One plays the game as it was originally intended. The other does things Dr. James Naismith and his cohorts probably didn't envision.
Chasson Randle is a straight-A student and pass-first shooting guard who will transition to the point at Stanford after leading Rock Island to its first state championship in the program's 112-year history.
Ryan Boatright is a shoot-first point guard who hopes to take over for national-player-of-the-year-candidate Kemba Walker at Connecticut next season after turning East Aurora games into must-see spectacles this winter.
Twice a week during the offseason, Randle drives two-and-a-half hours each way to the western suburbs to practice with a highly respected AAU program he credits with "bringing out the animal in me."
Boatright has been in the spotlight since orally committing to Southern California as an eighth-grader and shares a South Side mentor with Derrick Rose.
Boatright and Randle are as different as the directions they'll be heading in a few months, but 142 voters could not decide between them.

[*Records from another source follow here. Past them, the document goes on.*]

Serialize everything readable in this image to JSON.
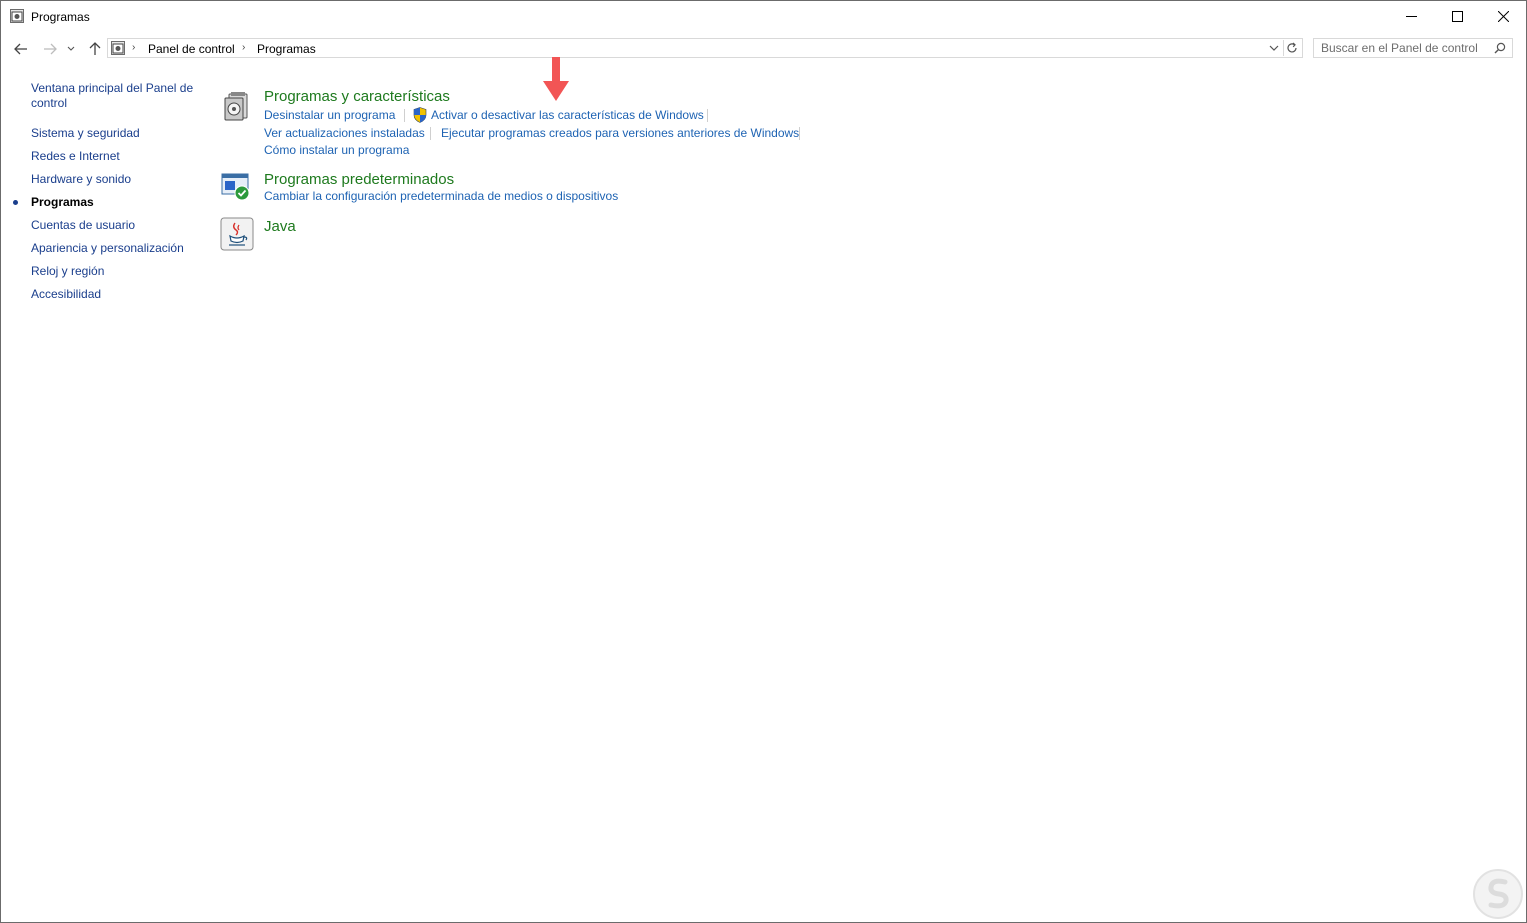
{
  "window": {
    "title": "Programas"
  },
  "address": {
    "crumbs": [
      "Panel de control",
      "Programas"
    ]
  },
  "search": {
    "placeholder": "Buscar en el Panel de control"
  },
  "sidebar": {
    "items": [
      {
        "label": "Ventana principal del Panel de"
      },
      {
        "label": "control"
      },
      {
        "label": "Sistema y seguridad"
      },
      {
        "label": "Redes e Internet"
      },
      {
        "label": "Hardware y sonido"
      },
      {
        "label": "Programas"
      },
      {
        "label": "Cuentas de usuario"
      },
      {
        "label": "Apariencia y personalización"
      },
      {
        "label": "Reloj y región"
      },
      {
        "label": "Accesibilidad"
      }
    ]
  },
  "categories": {
    "programs": {
      "title": "Programas y características",
      "links": [
        "Desinstalar un programa",
        "Activar o desactivar las características de Windows",
        "Ver actualizaciones instaladas",
        "Ejecutar programas creados para versiones anteriores de Windows",
        "Cómo instalar un programa"
      ]
    },
    "defaults": {
      "title": "Programas predeterminados",
      "links": [
        "Cambiar la configuración predeterminada de medios o dispositivos"
      ]
    },
    "java": {
      "title": "Java"
    }
  },
  "colors": {
    "link": "#1e63b3",
    "category_title": "#1e7a1e",
    "sidebar_link": "#1a3e8c",
    "annotation_arrow": "#f25555"
  },
  "icons": {
    "title": "control-panel-icon",
    "back": "arrow-left-icon",
    "forward": "arrow-right-icon",
    "recent": "chevron-down-icon",
    "up": "arrow-up-icon",
    "refresh": "refresh-icon",
    "search": "search-icon",
    "shield": "uac-shield-icon",
    "programs": "programs-features-icon",
    "defaults": "default-programs-icon",
    "java": "java-icon"
  }
}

Teammates this weekend at an all-star game in Houston, they are the first co-winners in the 31-year history of the Mr. Basketball of Illinois award, sponsored by the Chicago Tribune and the Illinois Basketball Coaches Association.
Each finished with 257 points and 35 first-place votes in a statewide vote by media and schools. Morgan Park's Wayne Blackshear, a Louisville recruit, finished third (198), followed by Kentucky recruit Anthony Davis (120) of Perspectives-MSA and Northwestern-bound David Sobolewski (90) of Benet.
"I was really surprised to hear my name," Randle said. "For it to be a tie is a shock."
"It's crazy," Boatright said. "Especially because it never happened before."
In the beginning
The first time Reggie Rose heard about Boatright, the eighth-grader was accepting Tim Floyd's scholarship offer before he knew which high school he would attend.
A few months later, Rose, the older brother and father figure to Derrick Rose, took the first of what would be many drives to Aurora.
"He didn't have a great game," said Reggie Rose, who runs the Derrick Rose All-Stars AAU program. "He was like 2-for-14. His shots wouldn't go down, but the thing I noticed was he constantly played defense. He wouldn't give up. Once I knew he had heart, that made me want to get him for my summer team."
Nearly as different from the deferential Simeon version of Derrick Rose as he is from Randle, Boatright already had a big reputation at the time. But he didn't have the gall to ignore criticism from Reggie Rose.
"I basically had to show Ryan how to get into a set," Rose said. "You can't just come down and jack these balls up. I used to run 10 or 12 plays, but with Ryan I cut it to four or five quick-hitters, maybe a couple ball screens, a big man flashing to the elbow, to make sure he got the team into a set.
"Once the team was into the set, we might run a clear out on side. It was kind of hard for him at first. He just wants to win. He learned that as long as you make your bigs happy, get them a couple early shots, they don't mind you shooting 20 times as long as you're winning."
Boatright didn't have any post players to dump the ball to this season, and East Aurora lacked a consistent secondary scorer that defenses were afraid to leave in order to double- or triple-team the 5-foot-11 dynamo.
Boatright averaged 31.2 points and scored more than 40 seven times, but as far as East Aurora (24-6) is concerned, nothing topped the 29 points, six assists and five rebounds he had March 8, because the Tomcats handed then-No. 1 Benet its only loss of the season, 60-52 in a sectional semifinal.
"A lot of people misunderstand me," Boatright said. "I am a competitor. I want to win. I always say if y'all are open I'm going to hit you. In the summer I had a teammate average 25 points, and all he did was dunk off passes from me."
Mr. More Than Basketball
Mention Randle to anyone who knows him, and start a stopwatch. It probably will tick for minutes before the conversation turns to basketball.
"Anywhere he has ever played — the Quad Cities, high school, USA Basketball, the (Illinois) Wolves and NBA camp — every coach everywhere, even fans, comment on his class and character," said Mike Mullins, the leader of the Illinois Wolves.
"And everybody says that before they start talking about his basketball abilities, which are tremendous. He is just a special, special young man."
Before leading Rock Island to the state championship this season, averaging 21.7 points on just 14 field-goal attempts per game, the 6-2 Randle was the brightest star on an AAU team that featured one-third of the 15-member Tribune All-State team.
On several occasions this summer, the only person who prevented Randle from exploding for 30 or 40 was Randle.
"There were times he could go get 14, 16, 18 points for us, and that would be enough," Mullins said. "There would be other times we'd say, 'Today you need to be special.' We had a game in July against a team with two McDonald's All-Americans. Chasson had 19 at halftime, and he came to me and said, 'Make sure everyone else gets time. They need to get their scholarship, too.'
"I've had kids who thought that or have been good with that as teammates, but I've never had a kid come up to me at halftime when he can go for 40 in front of (national analysts) Bob Gibbons and Dave Telep and say make sure these other guys are in."Copyright © 2015, The Baltimore Sun